He was sentenced to 24 years in prison and many of his followers were sentenced to even longer prison terms.
Chen originally flew from Israel to Canada, then immediately continued to Brazil, where he apparently sought refuge with members of a vehemently anti-Zionist haredi sect there.
In an apparently successful attempt to attain information about his whereabouts, Chen’s wife Ruth and their four children were sent to Belgium in 2008. Chen was eventually arrested and extradited from Brazil back to Israel.
The “spiritual leader” and his followers were convicted of abusing young children with hammers, knives and other implements for months, until one child lost consciousness in March 2008.
One child suffered permanent brain damage as a result of the abuse he was subjected to at the hands of his mother and her companions, all under Chen’s orders.
The child is expected to remain in a vegetative state for the rest of his life.
Chen gave his followers instructions on how to “fix” the children’s behavior and “cleanse” them of being “satanically possessed.”
The chilling and gruesome case included a mother who forced her children to eat feces; locked them in a suitcase for three days – letting them out only for brief periods; repeatedly beat, whipped and shook them; burned their hands and gave them freezing showers.

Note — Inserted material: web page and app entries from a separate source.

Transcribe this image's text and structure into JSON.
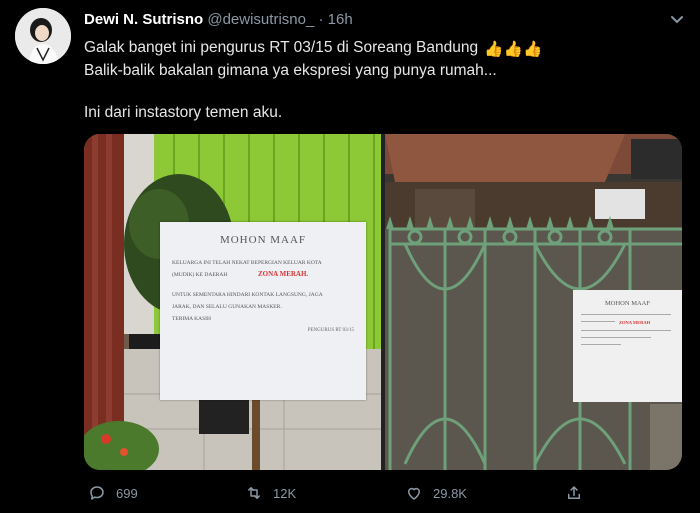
{
  "tweet": {
    "author_name": "Dewi N. Sutrisno",
    "handle": "@dewisutrisno_",
    "separator": "·",
    "time": "16h",
    "text_line1": "Galak banget ini pengurus RT 03/15 di Soreang Bandung",
    "text_emoji": "👍👍👍",
    "text_line2": "Balik-balik bakalan gimana ya ekspresi yang punya rumah...",
    "text_line4": "Ini dari instastory temen aku."
  },
  "media": {
    "left_notice": {
      "title": "MOHON MAAF",
      "line1": "KELUARGA INI TELAH NEKAT   BEPERGIAN KELUAR KOTA",
      "line2": "(MUDIK) KE DAERAH",
      "zona": "ZONA MERAH.",
      "line3": "UNTUK SEMENTARA HINDARI  KONTAK LANGSUNG, JAGA",
      "line4": "JARAK, DAN SELALU  GUNAKAN MASKER.",
      "line5": "TERIMA  KASIH",
      "sign": "PENGURUS RT 03/15"
    },
    "right_notice": {
      "title": "MOHON MAAF",
      "zona": "ZONA MERAH"
    }
  },
  "actions": {
    "replies": "699",
    "retweets": "12K",
    "likes": "29.8K"
  }
}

The abusive mother and “educators” also poured salt on the burn wounds of one of the children, stuffing his mouth with a skullcap and sealing it with masking tape. They also gave them alcoholic drinks until they vomited.
Levertov explained, “Over the years, I handled many cases that were hard to absorb and look at: cases of torture, murder, rape and all kinds of violence… but regarding the pictures in that case, I could not lay eyes on them. I preferred not to. I signed on the request to extradite without looking at them,” and simply attached them to the motion filed with the court.

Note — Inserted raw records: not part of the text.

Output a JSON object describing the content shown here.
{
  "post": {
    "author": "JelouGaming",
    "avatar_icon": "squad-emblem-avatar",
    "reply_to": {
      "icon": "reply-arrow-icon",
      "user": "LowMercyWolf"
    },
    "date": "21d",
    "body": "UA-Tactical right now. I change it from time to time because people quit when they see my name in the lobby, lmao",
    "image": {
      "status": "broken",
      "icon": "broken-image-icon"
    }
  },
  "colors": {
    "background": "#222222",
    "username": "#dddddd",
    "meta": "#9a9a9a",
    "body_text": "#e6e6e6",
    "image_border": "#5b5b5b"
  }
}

In addition, Levertov had performed some unusual mediation roles in the case to help catch Chen.
One of the reasons for Chen’s ability to avoid the law was that some in the haredi community were protecting him.
As Levertov described it, he took unusual measures to penetrate that defense line.
“I met with haredi rabbis in Israel, those who had influence or at least connections to the haredi rabbis in Sao Paolo. I described to them the [child abuse] actions of Chen and his followers. His actions were not the Jewish way, I told them.”
THIS VIGNETTE showed that Levertov and his department not only needed to become experts in conducting global diplomacy with foreign governments, they also sometimes needed to work with unusual sectarian groups with whom cooperation was notoriously difficult. Levertov continues to keep tabs on the extradition division and said that the only right decision the state could make in the case of Russian cyber fraudster Alexei Burkov was to extradite him to the US (for which the division obtained court approval), and ignore pressures by Russia to trade him for the return of Israeli Naama Issachar (the state ultimately ignored Russian pressure). Israel says Russia sentenced Issachar to an unjustifiably harsh seven-and-a-half years in jail for possession of a small quantity of marijuana, to bargain with or punish Israel for the extradition of Burkov.
Levertov has since joined the good-government group Movement for the Purity of Ethics and is working to fight public corruption. In his book he wrote, “In recent years, we are witness to many attempts to threaten the gatekeepers in Israel, to weaken them, and to tie their hands. It seems our elected officials have forgotten the victim and our obligation to defend him. They have forgotten the law-abiding citizen.”
“Those threatening the Supreme Court for daring to fulfill their role, those who work hard to move damaging legislation forward to protect elected officials and those close to them from the law… do not just harm Israeli democracy, they harm the public they claims to serve, the state and its future,” wrote Levertov.
He warned, “The external enemies cannot defeat us,” yet “the grave processes from within – may very well do this.”